▶ [Your instructions] An exact copy of every entry is required, without the pictures.
Materials provided: Begin
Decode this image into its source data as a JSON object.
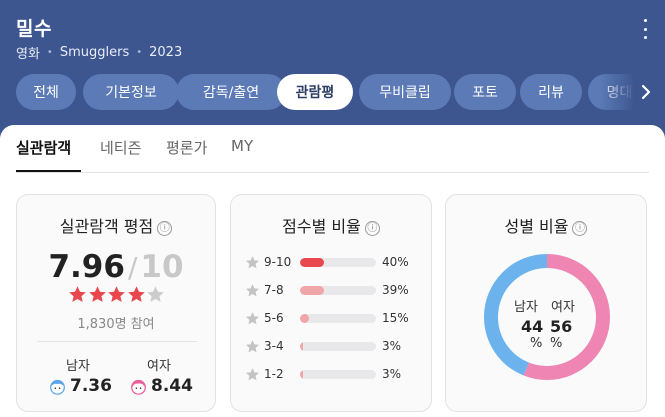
{
  "header": {
    "title": "밀수",
    "meta": [
      "영화",
      "Smugglers",
      "2023"
    ]
  },
  "tabs": [
    "전체",
    "기본정보",
    "감독/출연",
    "관람평",
    "무비클립",
    "포토",
    "리뷰",
    "명대사"
  ],
  "active_tab": "관람평",
  "subtabs": [
    "실관람객",
    "네티즌",
    "평론가",
    "MY"
  ],
  "active_subtab": "실관람객",
  "rating_card": {
    "title": "실관람객 평점",
    "info_icon": "ⓘ",
    "score": "7.96",
    "slash": "/",
    "max": "10",
    "stars_value": 3.98,
    "stars_total": 5,
    "participants": "1,830명 참여",
    "male_label": "남자",
    "male_score": "7.36",
    "female_label": "여자",
    "female_score": "8.44"
  },
  "distribution_card": {
    "title": "점수별 비율",
    "info_icon": "ⓘ",
    "rows": [
      {
        "range": "9-10",
        "percent": 40,
        "label": "40%",
        "color": "#e8484e"
      },
      {
        "range": "7-8",
        "percent": 39,
        "label": "39%",
        "color": "#f0a5a8"
      },
      {
        "range": "5-6",
        "percent": 15,
        "label": "15%",
        "color": "#f0a5a8"
      },
      {
        "range": "3-4",
        "percent": 3,
        "label": "3%",
        "color": "#f0a5a8"
      },
      {
        "range": "1-2",
        "percent": 3,
        "label": "3%",
        "color": "#f0a5a8"
      }
    ]
  },
  "gender_card": {
    "title": "성별 비율",
    "info_icon": "ⓘ",
    "male_label": "남자",
    "female_label": "여자",
    "male_percent": 44,
    "female_percent": 56,
    "male_value": "44",
    "female_value": "56",
    "unit": "%",
    "male_color": "#6cb3ee",
    "female_color": "#ef85b3"
  },
  "colors": {
    "header_bg": "#3d5690",
    "tab_bg": "#5b7ab6",
    "star_red": "#e8484e",
    "star_gray": "#cccccc"
  },
  "icons": {
    "more": "more-vertical-icon",
    "next": "chevron-right-icon",
    "info": "info-icon",
    "star": "star-icon",
    "male": "male-face-icon",
    "female": "female-face-icon"
  }
}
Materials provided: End
▶ [Solved exercise]
Decode this image into its source data as a JSON object.
{
  "header": {
    "title": "밀수",
    "meta": [
      "영화",
      "Smugglers",
      "2023"
    ]
  },
  "tabs": [
    "전체",
    "기본정보",
    "감독/출연",
    "관람평",
    "무비클립",
    "포토",
    "리뷰",
    "명대사"
  ],
  "active_tab": "관람평",
  "subtabs": [
    "실관람객",
    "네티즌",
    "평론가",
    "MY"
  ],
  "active_subtab": "실관람객",
  "rating_card": {
    "title": "실관람객 평점",
    "info_icon": "ⓘ",
    "score": "7.96",
    "slash": "/",
    "max": "10",
    "stars_value": 3.98,
    "stars_total": 5,
    "participants": "1,830명 참여",
    "male_label": "남자",
    "male_score": "7.36",
    "female_label": "여자",
    "female_score": "8.44"
  },
  "distribution_card": {
    "title": "점수별 비율",
    "info_icon": "ⓘ",
    "rows": [
      {
        "range": "9-10",
        "percent": 40,
        "label": "40%",
        "color": "#e8484e"
      },
      {
        "range": "7-8",
        "percent": 39,
        "label": "39%",
        "color": "#f0a5a8"
      },
      {
        "range": "5-6",
        "percent": 15,
        "label": "15%",
        "color": "#f0a5a8"
      },
      {
        "range": "3-4",
        "percent": 3,
        "label": "3%",
        "color": "#f0a5a8"
      },
      {
        "range": "1-2",
        "percent": 3,
        "label": "3%",
        "color": "#f0a5a8"
      }
    ]
  },
  "gender_card": {
    "title": "성별 비율",
    "info_icon": "ⓘ",
    "male_label": "남자",
    "female_label": "여자",
    "male_percent": 44,
    "female_percent": 56,
    "male_value": "44",
    "female_value": "56",
    "unit": "%",
    "male_color": "#6cb3ee",
    "female_color": "#ef85b3"
  },
  "colors": {
    "header_bg": "#3d5690",
    "tab_bg": "#5b7ab6",
    "star_red": "#e8484e",
    "star_gray": "#cccccc"
  },
  "icons": {
    "more": "more-vertical-icon",
    "next": "chevron-right-icon",
    "info": "info-icon",
    "star": "star-icon",
    "male": "male-face-icon",
    "female": "female-face-icon"
  }
}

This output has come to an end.